In their criticisms of Russia’s continued support for Syria’s embattled president Bashar al-Assad, the proponents of intervention in his country tend to point at Russia’s weapons trade with Syria and the presence of a Russian naval base on its shore as evidence of a shallow self-interest on the Kremlin’s part. The Russian government, they reason, is turning a blind eye to the apparently indiscriminate slaughter of civilians to save a couple of billion dollars worth in arms sales every year.
Imagine that, a state acting in its own interest. But the reality is that Russia has more at stake in the Syrian crisis. It stands to lose more than its only Arab ally if the demonstrations and insurgency in the country manage to unseat the Ba’athist regime.
Although economic ties and the base at Tartus play a role in shaping Moscow’s response to the Syrian uprising, “fear of demonstration effects and positioning in the international arena have arguably had a larger effect on Russia’s support for Middle Eastern dictators over the last year,” writes Dmitri Gorenburg, a senior analyst for the CNA think tank.
Russian leaders’ primary goal has been to prevent the establishment of a norm that allows for international intervention in response to government repression of domestic protests or violent uprisings.

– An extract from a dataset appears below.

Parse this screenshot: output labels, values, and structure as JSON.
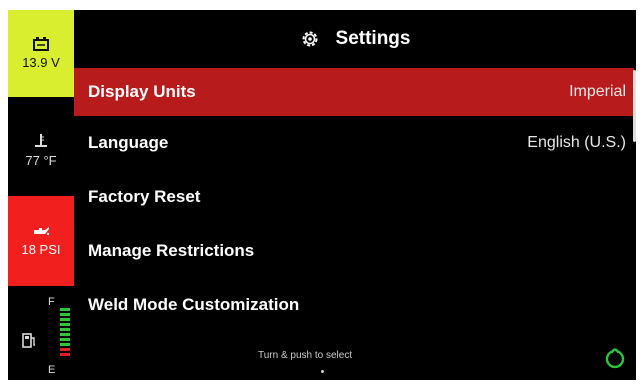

When he was running for reelection in March, Russian president Vladimir Putin criticized the notion that the international community has a “responsibility to protect” civilians in wartorn nations. In an opinion article for Moskovskiye Novosti, Putin warned that military action undertaken under the pretext of humanitarian protection undermines the supremacy of state sovereignty, “creating a moral and legal void in the practice of international relations.”
[W]hen state sovereignty is too easily violated in the name of this provision, when human rights are protected from abroad and on a selective basis and when the same rights of a population are trampled underfoot in the process of such “protection,” including the most basic and sacred right — the right to one’s life — these actions cannot be considered a noble mission but rather outright demagogy.
Former American diplomat Henry Kissinger made a similar argument when he observed in The Washington Post this month that the doctrine of humanitarian intervention explicitly eschews appeals to national interest or balance of power. “It justifies itself not by overcoming a strategic threat but by removing conditions deemed a violation of universal principles of governance.” The implications could be altogether detrimental to the United States.
If adopted as a principle of foreign policy, this form of intervention raises broader questions for US strategy. Does America consider itself obliged to support every popular uprising against any nondemocratic government, including those heretofore considered important in sustaining the international system? Is, for example, Saudi Arabia an ally only until public demonstrations develop on its territory?
Gorenburg further points out that the Russians “genuinely dislike what they see as a Western predilection for imposing their values and forms of government on other parts of the world.”
Putin rallied against the use of “soft power” in his Moskovskiye Novosti article, remembering all too well that it were Western nongovernmental organizations that promoted democracy in Georgia, Serbia and Ukraine where “color” revolutions swept aside pro-Russian regimes in favor of pro-Western ones.
Finally, Moscow fears that the overthrow of Assad, with or without foreign intrigue, may embolden separatist movements in its own outer provinces. “Initially,” writes Gorenburg, “the greatest fear was about the possibility of popular uprisings bringing down ‘friendly’ autocrats in Central Asia.” The ongoing “Arab Spring” protests as well as large demonstrations in Moscow and Saint Petersburg against the possible falsification of election results in Russia has increased the Kremlin’s determination “to ensure that no additional ‘dominoes’ fall under popular pressure.” Including itself.